Aim of the exercise: Locate the word "Area" in the entries below, then gather every line that holds it.

Raw data:
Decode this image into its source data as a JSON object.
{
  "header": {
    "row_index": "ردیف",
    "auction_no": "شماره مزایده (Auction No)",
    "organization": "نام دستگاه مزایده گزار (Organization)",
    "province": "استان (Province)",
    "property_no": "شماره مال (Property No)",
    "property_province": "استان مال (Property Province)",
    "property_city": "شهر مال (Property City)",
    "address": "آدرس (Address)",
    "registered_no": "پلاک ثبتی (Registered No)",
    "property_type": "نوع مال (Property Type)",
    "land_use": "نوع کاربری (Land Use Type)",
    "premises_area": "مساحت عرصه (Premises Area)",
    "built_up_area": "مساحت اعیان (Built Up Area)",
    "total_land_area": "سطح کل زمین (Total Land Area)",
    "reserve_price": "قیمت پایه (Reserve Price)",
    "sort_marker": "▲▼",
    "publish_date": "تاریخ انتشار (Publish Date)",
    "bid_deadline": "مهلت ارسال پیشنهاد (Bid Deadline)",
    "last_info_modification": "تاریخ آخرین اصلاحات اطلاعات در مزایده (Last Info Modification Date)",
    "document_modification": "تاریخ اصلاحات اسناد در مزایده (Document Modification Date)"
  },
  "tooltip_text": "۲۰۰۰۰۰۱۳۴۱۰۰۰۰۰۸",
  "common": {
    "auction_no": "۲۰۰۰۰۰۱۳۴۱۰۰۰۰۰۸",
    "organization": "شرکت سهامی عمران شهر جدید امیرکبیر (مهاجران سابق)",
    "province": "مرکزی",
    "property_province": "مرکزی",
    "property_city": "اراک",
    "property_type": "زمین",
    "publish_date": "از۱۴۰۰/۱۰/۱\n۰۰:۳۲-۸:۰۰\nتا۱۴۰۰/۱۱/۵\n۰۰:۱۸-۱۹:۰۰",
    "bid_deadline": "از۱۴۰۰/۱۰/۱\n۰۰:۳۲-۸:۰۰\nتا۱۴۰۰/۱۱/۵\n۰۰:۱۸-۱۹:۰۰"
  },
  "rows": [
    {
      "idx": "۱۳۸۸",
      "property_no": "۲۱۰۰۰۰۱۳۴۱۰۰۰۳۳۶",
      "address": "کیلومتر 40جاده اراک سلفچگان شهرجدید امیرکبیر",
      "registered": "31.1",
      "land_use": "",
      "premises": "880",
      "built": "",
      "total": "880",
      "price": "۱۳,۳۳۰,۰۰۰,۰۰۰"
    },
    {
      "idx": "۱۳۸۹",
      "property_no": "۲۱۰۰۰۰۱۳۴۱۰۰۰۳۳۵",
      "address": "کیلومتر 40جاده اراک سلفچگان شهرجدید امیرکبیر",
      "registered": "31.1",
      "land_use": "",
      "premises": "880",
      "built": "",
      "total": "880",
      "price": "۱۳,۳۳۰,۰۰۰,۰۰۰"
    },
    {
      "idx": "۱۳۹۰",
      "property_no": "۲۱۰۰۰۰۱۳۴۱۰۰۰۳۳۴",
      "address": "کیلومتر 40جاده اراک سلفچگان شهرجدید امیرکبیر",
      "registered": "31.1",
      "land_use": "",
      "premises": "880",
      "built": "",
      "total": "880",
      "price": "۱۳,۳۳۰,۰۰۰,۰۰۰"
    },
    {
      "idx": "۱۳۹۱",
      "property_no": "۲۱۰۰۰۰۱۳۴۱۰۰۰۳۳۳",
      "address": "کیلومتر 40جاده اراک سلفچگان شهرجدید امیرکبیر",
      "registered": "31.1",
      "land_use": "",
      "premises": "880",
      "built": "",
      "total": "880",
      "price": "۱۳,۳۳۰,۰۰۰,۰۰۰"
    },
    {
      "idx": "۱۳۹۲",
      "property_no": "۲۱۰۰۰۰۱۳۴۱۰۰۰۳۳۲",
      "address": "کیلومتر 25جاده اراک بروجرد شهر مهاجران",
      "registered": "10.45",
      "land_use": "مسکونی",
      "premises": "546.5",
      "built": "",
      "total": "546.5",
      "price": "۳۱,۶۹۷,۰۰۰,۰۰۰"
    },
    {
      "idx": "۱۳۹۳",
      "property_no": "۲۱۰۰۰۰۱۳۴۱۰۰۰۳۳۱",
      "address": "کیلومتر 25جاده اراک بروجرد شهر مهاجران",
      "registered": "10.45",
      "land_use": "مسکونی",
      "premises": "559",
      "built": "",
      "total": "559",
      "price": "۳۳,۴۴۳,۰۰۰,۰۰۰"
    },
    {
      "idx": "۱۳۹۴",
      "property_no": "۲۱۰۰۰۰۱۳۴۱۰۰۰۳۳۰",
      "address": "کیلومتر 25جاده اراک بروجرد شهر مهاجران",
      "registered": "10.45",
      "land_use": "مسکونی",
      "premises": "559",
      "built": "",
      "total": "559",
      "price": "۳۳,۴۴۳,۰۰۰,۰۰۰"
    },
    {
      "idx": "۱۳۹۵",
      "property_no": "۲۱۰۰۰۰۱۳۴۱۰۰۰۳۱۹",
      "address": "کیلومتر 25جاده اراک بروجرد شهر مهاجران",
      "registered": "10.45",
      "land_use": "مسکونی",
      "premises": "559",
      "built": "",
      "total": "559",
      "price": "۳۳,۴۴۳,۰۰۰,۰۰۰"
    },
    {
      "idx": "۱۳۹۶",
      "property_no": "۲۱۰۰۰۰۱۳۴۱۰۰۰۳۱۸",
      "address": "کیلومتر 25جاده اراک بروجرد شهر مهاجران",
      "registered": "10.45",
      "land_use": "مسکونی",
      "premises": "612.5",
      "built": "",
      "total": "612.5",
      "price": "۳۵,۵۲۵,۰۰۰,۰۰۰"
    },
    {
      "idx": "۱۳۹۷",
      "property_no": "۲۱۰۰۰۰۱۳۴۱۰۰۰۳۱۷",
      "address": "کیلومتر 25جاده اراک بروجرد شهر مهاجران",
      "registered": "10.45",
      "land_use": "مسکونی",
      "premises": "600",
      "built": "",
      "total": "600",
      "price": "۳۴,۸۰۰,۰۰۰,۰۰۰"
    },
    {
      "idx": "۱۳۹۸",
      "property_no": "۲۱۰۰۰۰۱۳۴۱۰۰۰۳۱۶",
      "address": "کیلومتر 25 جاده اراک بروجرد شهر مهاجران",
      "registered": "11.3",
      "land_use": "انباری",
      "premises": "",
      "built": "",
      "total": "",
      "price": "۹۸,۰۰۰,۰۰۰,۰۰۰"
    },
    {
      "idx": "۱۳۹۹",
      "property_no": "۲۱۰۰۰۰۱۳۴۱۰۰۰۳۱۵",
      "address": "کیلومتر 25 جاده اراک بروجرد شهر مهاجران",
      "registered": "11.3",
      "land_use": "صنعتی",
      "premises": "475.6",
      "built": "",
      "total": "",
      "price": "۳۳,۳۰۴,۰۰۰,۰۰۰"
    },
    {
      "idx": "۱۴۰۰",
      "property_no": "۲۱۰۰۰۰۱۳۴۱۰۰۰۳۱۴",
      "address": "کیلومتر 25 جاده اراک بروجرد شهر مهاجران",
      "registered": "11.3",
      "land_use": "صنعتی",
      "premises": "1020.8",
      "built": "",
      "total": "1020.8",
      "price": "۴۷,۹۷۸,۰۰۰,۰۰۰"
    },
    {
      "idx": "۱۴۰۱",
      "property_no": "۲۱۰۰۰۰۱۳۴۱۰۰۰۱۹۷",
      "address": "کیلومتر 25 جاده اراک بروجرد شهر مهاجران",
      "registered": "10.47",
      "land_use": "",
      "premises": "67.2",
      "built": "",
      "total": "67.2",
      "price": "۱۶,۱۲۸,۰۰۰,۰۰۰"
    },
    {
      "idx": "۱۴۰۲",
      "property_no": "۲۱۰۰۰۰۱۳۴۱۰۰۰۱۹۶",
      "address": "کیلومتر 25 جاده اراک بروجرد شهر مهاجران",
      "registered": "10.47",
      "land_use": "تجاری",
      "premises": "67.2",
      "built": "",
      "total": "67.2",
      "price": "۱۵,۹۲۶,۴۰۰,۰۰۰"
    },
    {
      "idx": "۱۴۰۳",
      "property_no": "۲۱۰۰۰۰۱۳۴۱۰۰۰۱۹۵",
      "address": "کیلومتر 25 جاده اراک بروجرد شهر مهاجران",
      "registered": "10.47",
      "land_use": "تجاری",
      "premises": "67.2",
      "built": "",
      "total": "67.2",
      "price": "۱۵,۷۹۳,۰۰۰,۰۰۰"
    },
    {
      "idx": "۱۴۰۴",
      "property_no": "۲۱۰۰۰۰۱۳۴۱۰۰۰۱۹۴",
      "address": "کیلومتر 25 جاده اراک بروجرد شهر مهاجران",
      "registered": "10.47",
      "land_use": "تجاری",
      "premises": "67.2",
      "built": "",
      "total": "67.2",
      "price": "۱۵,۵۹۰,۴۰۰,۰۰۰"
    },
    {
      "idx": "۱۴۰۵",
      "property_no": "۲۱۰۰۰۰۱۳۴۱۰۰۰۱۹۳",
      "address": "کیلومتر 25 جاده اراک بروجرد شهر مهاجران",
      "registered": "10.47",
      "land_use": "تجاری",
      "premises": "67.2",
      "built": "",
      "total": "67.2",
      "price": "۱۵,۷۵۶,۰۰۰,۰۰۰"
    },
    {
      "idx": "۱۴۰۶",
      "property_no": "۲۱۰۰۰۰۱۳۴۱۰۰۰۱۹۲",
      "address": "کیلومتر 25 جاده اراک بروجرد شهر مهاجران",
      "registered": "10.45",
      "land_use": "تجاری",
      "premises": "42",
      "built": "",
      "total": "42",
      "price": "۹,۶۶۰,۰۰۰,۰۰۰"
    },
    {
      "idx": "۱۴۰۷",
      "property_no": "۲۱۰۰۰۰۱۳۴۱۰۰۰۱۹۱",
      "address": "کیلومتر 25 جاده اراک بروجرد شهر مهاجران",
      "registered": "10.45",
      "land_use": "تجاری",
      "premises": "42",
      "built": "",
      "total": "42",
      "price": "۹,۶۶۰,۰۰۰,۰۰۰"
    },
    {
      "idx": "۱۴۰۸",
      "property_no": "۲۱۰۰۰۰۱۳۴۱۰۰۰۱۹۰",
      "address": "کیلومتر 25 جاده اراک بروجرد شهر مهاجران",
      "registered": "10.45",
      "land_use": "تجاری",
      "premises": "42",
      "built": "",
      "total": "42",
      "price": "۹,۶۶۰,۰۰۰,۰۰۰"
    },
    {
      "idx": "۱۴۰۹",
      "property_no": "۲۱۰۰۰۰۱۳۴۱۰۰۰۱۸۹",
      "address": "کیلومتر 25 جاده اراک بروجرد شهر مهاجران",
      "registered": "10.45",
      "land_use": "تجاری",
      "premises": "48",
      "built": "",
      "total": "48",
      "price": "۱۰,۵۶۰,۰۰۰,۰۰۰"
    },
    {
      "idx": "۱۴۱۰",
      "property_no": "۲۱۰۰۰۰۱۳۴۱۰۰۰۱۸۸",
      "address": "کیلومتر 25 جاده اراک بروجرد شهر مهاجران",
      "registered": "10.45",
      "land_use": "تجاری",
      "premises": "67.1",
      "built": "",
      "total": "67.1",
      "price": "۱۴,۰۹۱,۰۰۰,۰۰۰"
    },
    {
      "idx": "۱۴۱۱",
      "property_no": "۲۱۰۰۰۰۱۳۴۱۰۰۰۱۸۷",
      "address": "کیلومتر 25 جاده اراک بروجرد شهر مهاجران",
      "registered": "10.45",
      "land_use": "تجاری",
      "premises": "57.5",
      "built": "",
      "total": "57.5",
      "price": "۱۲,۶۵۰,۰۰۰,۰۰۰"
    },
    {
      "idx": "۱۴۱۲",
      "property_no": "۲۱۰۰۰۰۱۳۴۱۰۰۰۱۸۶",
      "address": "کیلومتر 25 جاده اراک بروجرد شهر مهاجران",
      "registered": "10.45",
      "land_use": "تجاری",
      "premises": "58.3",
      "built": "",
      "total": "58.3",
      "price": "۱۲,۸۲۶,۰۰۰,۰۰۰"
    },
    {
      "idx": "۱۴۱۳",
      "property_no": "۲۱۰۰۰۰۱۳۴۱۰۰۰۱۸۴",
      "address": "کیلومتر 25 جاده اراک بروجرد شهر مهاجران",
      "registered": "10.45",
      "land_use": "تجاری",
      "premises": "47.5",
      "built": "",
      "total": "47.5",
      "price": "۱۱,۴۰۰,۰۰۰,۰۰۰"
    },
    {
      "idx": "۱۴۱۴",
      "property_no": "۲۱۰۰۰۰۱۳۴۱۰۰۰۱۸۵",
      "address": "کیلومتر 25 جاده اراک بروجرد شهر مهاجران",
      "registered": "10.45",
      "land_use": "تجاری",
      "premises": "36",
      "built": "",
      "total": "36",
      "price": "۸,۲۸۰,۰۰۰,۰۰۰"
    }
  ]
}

Answer section:
    "premises_area": "مساحت عرصه (Premises Area)",
    "built_up_area": "مساحت اعیان (Built Up Area)",
    "total_land_area": "سطح کل زمین (Total Land Area)",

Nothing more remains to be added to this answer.